By Patrick B. Craine

WINNIPEG, Manitoba, October 9, 2009 ( – The murderers of a pregnant woman plead guilty in Winnipeg yesterday and were sentenced today.  While two murders occurred, only the killing of the mother was prosecuted because Canadian law does not recognize the humanity of an unborn baby.

Nathaniel Mark Plourde, 21, plead guilty to first-degree murder yesterday in the 2007 death of Roxanne Fernando, 24.  Jose Manuel Toruno, 21, plead guilty to second-degree murder.  The guilty pleas, lodged as a high-profile jury-trial was set to begin, came as a surprise.

The court has described the murder as a “callous, well-planned execution.”  On February 15th, 2007, only weeks after Fernando had discovered she was pregnant, Plourde lured her into his car under the pretext of celebrating Valentine's Day.  Fernando brought her chocolates and a teddy bear as gifts.

Plourde was assisted in the brutal murder that took place later by Toruno and an unnamed 17-year-old youth who plead guilty to first-degree murder last year, receiving the maximum youth sentence of six years prison and four years parole. 

Plourde was given a life sentence today with the mandatory minimum 25-year imprisonment.  The minimum for Toruno was life with 10 years in prison, but the judge agreed to the Crown's request for a minimum of 15 years, saying that he deserved every minute.

While Plourde's lawyer, Roberta Campbell, contended otherwise yesterday, Crown attorney Brent Davidson explained at the youth's sentencing last year that the murder followed Fernando's refusal to have an abortion.  He said Plourde pressured her to abort the baby, and she agreed at first, but then had a “change of heart.”

“It would be the fetus that would drive the planned and deliberate killing of Ms. Fernando,” he said.

While the U.S. and other countries have laws that protect unborn children in such crimes, Canada does not recognize any rights for unborn babies.

Conservative MP Leon Benoit put forward a private members bill in 2006 attempting to make it an additional offence to injure or kill an unborn child on top of the existing offence against the mother.  The bill was quashed before reaching the floor.
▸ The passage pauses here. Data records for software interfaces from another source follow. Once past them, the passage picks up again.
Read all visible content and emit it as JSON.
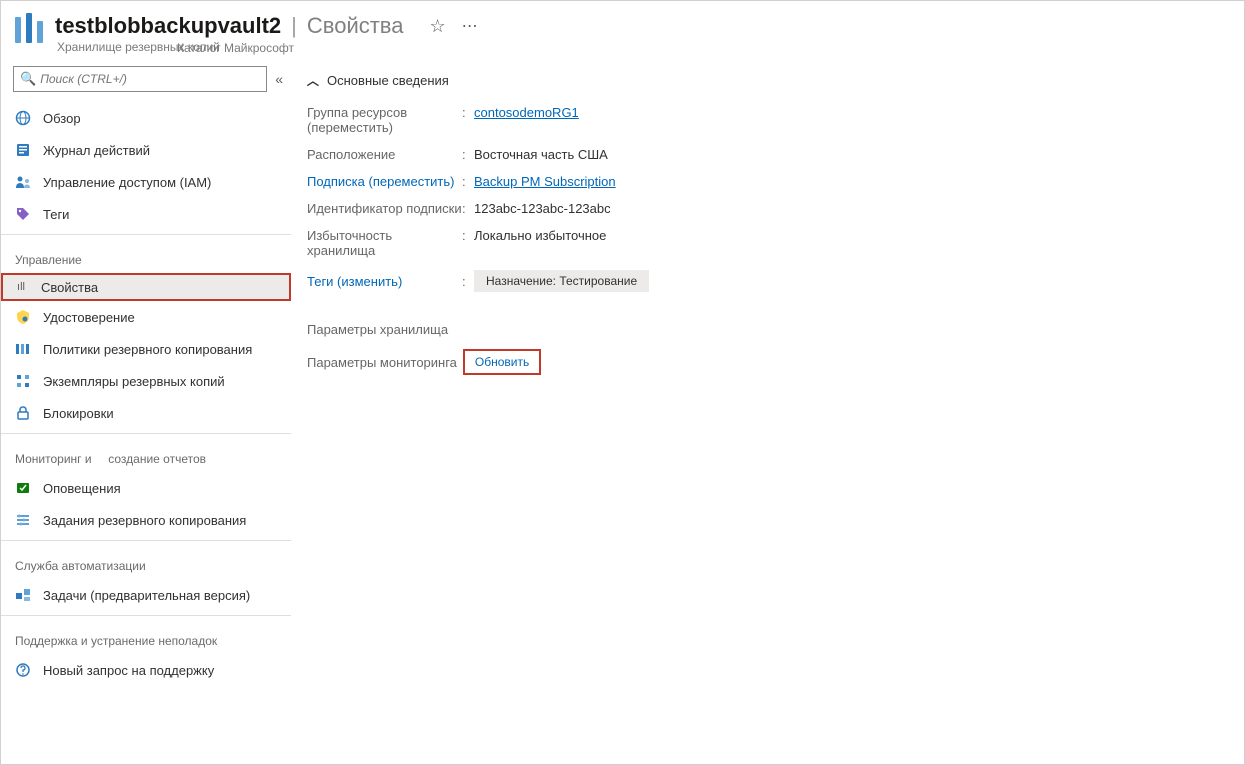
{
  "header": {
    "resource_name": "testblobbackupvault2",
    "page_title": "Свойства",
    "subtitle1": "Хранилище резервных копий",
    "subtitle2": "Каталог Майкрософт"
  },
  "sidebar": {
    "search_placeholder": "Поиск (CTRL+/)",
    "items_top": [
      {
        "label": "Обзор",
        "icon": "globe"
      },
      {
        "label": "Журнал действий",
        "icon": "log"
      },
      {
        "label": "Управление доступом (IAM)",
        "icon": "iam"
      },
      {
        "label": "Теги",
        "icon": "tag"
      }
    ],
    "section_manage": "Управление",
    "items_manage": [
      {
        "label": "Свойства",
        "icon": "props",
        "selected": true,
        "highlighted": true
      },
      {
        "label": "Удостоверение",
        "icon": "identity"
      },
      {
        "label": "Политики резервного копирования",
        "icon": "policies"
      },
      {
        "label": "Экземпляры резервных копий",
        "icon": "instances"
      },
      {
        "label": "Блокировки",
        "icon": "locks"
      }
    ],
    "section_monitor": "Мониторинг и     создание отчетов",
    "items_monitor": [
      {
        "label": "Оповещения",
        "icon": "alerts"
      },
      {
        "label": "Задания резервного копирования",
        "icon": "jobs"
      }
    ],
    "section_automation": "Служба автоматизации",
    "items_automation": [
      {
        "label": "Задачи (предварительная версия)",
        "icon": "tasks"
      }
    ],
    "section_support": "Поддержка и устранение неполадок",
    "items_support": [
      {
        "label": "Новый запрос на поддержку",
        "icon": "support"
      }
    ]
  },
  "main": {
    "essentials_title": "Основные сведения",
    "rows": {
      "rg_label": "Группа ресурсов (переместить)",
      "rg_value": "contosodemoRG1",
      "loc_label": "Расположение",
      "loc_value": "Восточная часть США",
      "sub_label": "Подписка (переместить)",
      "sub_value": "Backup PM Subscription",
      "subid_label": "Идентификатор подписки",
      "subid_value": "123abc-123abc-123abc",
      "red_label": "Избыточность хранилища",
      "red_value": "Локально избыточное",
      "tags_label": "Теги (изменить)",
      "tags_value": "Назначение: Тестирование"
    },
    "vault_settings_label": "Параметры хранилища",
    "monitoring_label": "Параметры мониторинга",
    "update_button": "Обновить"
  }
}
Later that year, the National Post revealed that then-Justice Minister Vic Toews had been warned in an unsigned note that “Any change to the definition of a 'human being' in the Criminal Code could have the effect of criminalizing abortion. … The government has no plans to propose any reforms in this area of the law.”

Conservative MP Ken Epp then put forward a second bill at the end of 2007, which the Conservative Party killed in the summer of 2008, promising a weak alternative that would simply add the unborn child's death to a list of 'aggravating factors'.
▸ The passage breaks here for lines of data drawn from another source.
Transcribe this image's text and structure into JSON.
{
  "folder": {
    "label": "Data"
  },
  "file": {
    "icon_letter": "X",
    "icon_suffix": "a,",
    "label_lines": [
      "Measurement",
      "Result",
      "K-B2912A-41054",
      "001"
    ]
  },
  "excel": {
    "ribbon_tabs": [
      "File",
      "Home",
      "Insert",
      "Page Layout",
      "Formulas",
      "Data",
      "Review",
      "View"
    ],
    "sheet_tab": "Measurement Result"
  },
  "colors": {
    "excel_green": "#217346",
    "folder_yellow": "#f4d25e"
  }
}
“We've heard criticisms from across the country, including representatives from the medical community, that Mr. Epp's bill as presently drafted could be interpreted as instilling fetal rights,” said current Justice Minister Rob Nicholson in August 2008.  “Let me be clear, our government will not reopen the debate on abortion.”

See related coverage:

Two Murders of Pregnant Canadian Women Renew Calls for Unborn Victims' Legislation

The Abortion Politics of the Conservative Party of Canada